As far as “the record” is concerned, is it really necessary to point out that this is the administration that just got its head handed to it by a unanimous Supreme Court for backing a view of the First Amendment that Chief Justice John Roberts called “remarkable” (as in remarkably wrong, or remarkably restrictive, or remarkably crabbed). Yeah, he should definitely stress that record.

Secularists do not see Obama as their guy in the White House.

That’s true. People like Barry Lynn of Americans United, whose view of the First Amendment sounds like something straight out of Pravda, think the only place religion should be protected is inside the individual’s skull, and the president may not agree with that.

●Tell a different religion story. It’s time to remind people that in a democracy citizens have to participate in activities they don’t like and sometimes pay for things they don’t believe in.

Taxpayer dollars have funded wars in Iraq and Afghanistan resulting in the deaths of more than 6,000 U.S. service members and countless more civilians — and yet the conversation on the moral dimensions of these conflicts barely exists in the public sphere. My conscience tells me the death penalty is wrong, yet 58 people sit on federal death row, and some fraction of my federal tax dollars will inevitably contribute to their execution.

Miller demonstrates yet again that she doesn’t understand the issue. This isn’t about taxpayer dollars going to the government. It’s about the government forcing private organizations to give money to other private organizations (insurance companies) to pay for something that they believe is wrong.

Does the government spend my tax money in ways I don’t approve of? Of course–I doubt that there’s a single taxpayer in American who can’t agree with that, no matter what their politics are. But there’s a way to deal with that, and it’s by being politically active, voting the bums out, and changing the way the state spends our money.
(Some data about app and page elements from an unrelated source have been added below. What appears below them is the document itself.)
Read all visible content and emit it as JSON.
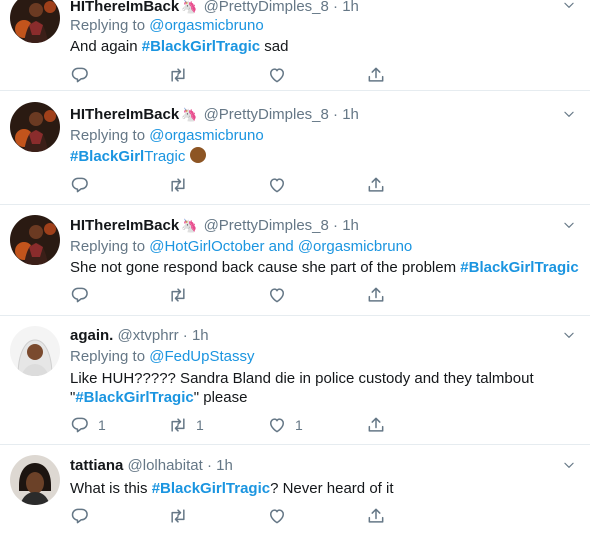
{
  "tweets": [
    {
      "name": "HIThereImBack",
      "handle": "@PrettyDimples_8",
      "time": "1h",
      "replying_label": "Replying to",
      "replying_to": "@orgasmicbruno",
      "body_pre": "And again ",
      "hashtag": "#BlackGirlTragic",
      "body_post": " sad",
      "reply_count": "",
      "retweet_count": "",
      "like_count": ""
    },
    {
      "name": "HIThereImBack",
      "handle": "@PrettyDimples_8",
      "time": "1h",
      "replying_label": "Replying to",
      "replying_to": "@orgasmicbruno",
      "hashtag_bold": "#BlackGirl",
      "hashtag_plain": "Tragic",
      "reply_count": "",
      "retweet_count": "",
      "like_count": ""
    },
    {
      "name": "HIThereImBack",
      "handle": "@PrettyDimples_8",
      "time": "1h",
      "replying_label": "Replying to",
      "replying_to": "@HotGirlOctober and @orgasmicbruno",
      "body_pre": "She not gone respond back cause she part of the problem ",
      "hashtag": "#BlackGirlTragic",
      "reply_count": "",
      "retweet_count": "",
      "like_count": ""
    },
    {
      "name": "again.",
      "handle": "@xtvphrr",
      "time": "1h",
      "replying_label": "Replying to",
      "replying_to": "@FedUpStassy",
      "body_line1": "Like HUH????? Sandra Bland die in police custody and they talmbout",
      "quote_open": "\"",
      "hashtag": "#BlackGirlTragic",
      "quote_close": "\" please",
      "reply_count": "1",
      "retweet_count": "1",
      "like_count": "1"
    },
    {
      "name": "tattiana",
      "handle": "@lolhabitat",
      "time": "1h",
      "body_pre": "What is this ",
      "hashtag": "#BlackGirlTragic",
      "body_post": "? Never heard of it",
      "reply_count": "",
      "retweet_count": "",
      "like_count": ""
    }
  ],
  "separator": "·",
  "icons": [
    "reply-icon",
    "retweet-icon",
    "like-icon",
    "share-icon",
    "caret-down-icon",
    "unicorn-emoji",
    "facepalm-emoji"
  ],
  "colors": {
    "link": "#1b95e0",
    "muted": "#657786",
    "border": "#e6ecf0"
  }
}
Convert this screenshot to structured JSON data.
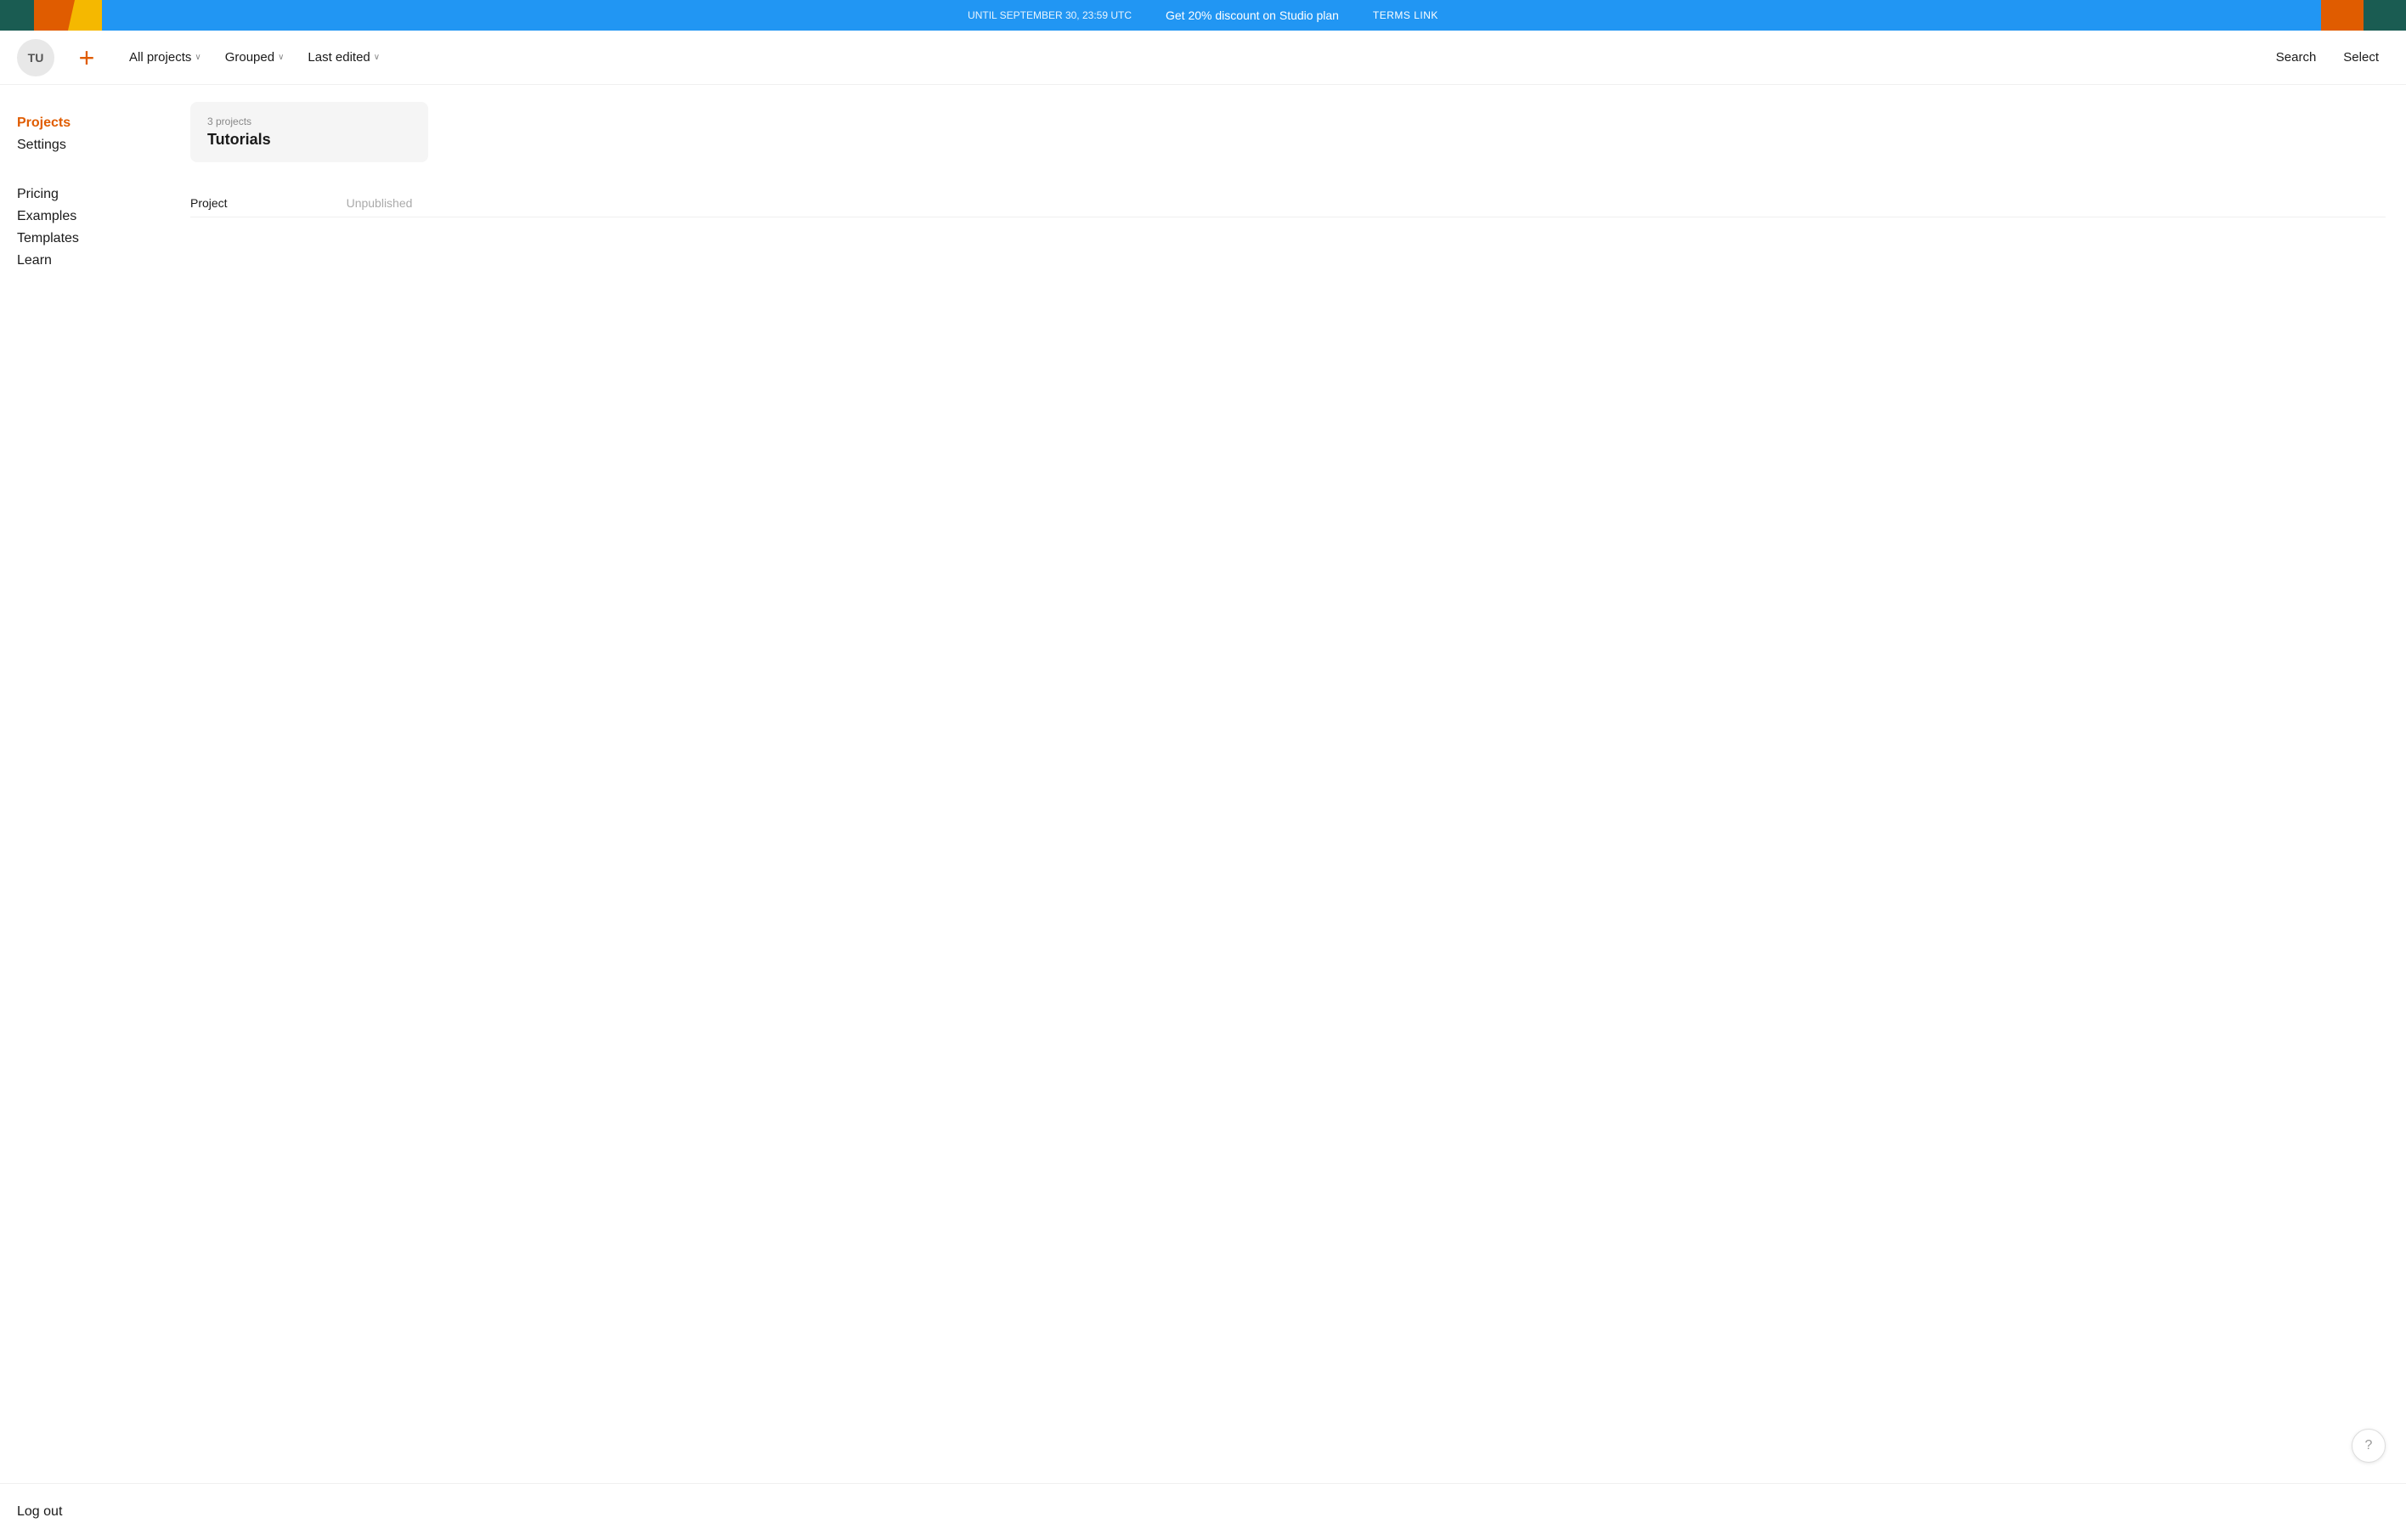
{
  "banner": {
    "until_text": "UNTIL SEPTEMBER 30, 23:59 UTC",
    "main_text": "Get 20% discount on Studio plan",
    "terms_text": "TERMS LINK",
    "bg_color": "#2196F3"
  },
  "header": {
    "avatar_initials": "TU",
    "new_project_label": "+",
    "nav": [
      {
        "label": "All projects",
        "has_chevron": true
      },
      {
        "label": "Grouped",
        "has_chevron": true
      },
      {
        "label": "Last edited",
        "has_chevron": true
      }
    ],
    "actions": [
      {
        "label": "Search"
      },
      {
        "label": "Select"
      }
    ]
  },
  "sidebar": {
    "items": [
      {
        "label": "Projects",
        "active": true
      },
      {
        "label": "Settings",
        "active": false
      }
    ],
    "links": [
      {
        "label": "Pricing"
      },
      {
        "label": "Examples"
      },
      {
        "label": "Templates"
      },
      {
        "label": "Learn"
      }
    ],
    "logout_label": "Log out"
  },
  "main": {
    "group": {
      "count_label": "3 projects",
      "name": "Tutorials"
    },
    "project_list": {
      "col_project": "Project",
      "col_status": "Unpublished"
    }
  },
  "help": {
    "icon": "?"
  }
}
In addition, from the standpoint of moral responsibility, it isn’t me who is deciding to spend my money in immoral ways, and it isn’t me who is actually doing the spending.

That’s a completely different matter from being forced by the state to use my money to directly buy a product that I don’t want, and to do so under threat of a far greater amount of money being extracted from me as a penalty for refusing.

Obama made the Golden Rule the moral foundation of his 2008 campaign, and he has started to speak this way again. In his budget speech in Northern Virginia this week, he linked a sense of collective destiny to patriotism. “Here in America, the story has never been about what we can do just by ourselves; it’s about what we can do together.”

It is a difficult moment to convince Americans that they should care about their neighbors as much as themselves, but if anyone can make the case, this president has the rhetorical gifts to do so. He needs to use them.

And what that has to do with the HHS mandate beats the daylights out of me. But then, I’m not a pseudo-journalist getting paid by the Washington Post to offer political advice to the Obama re-election campaign.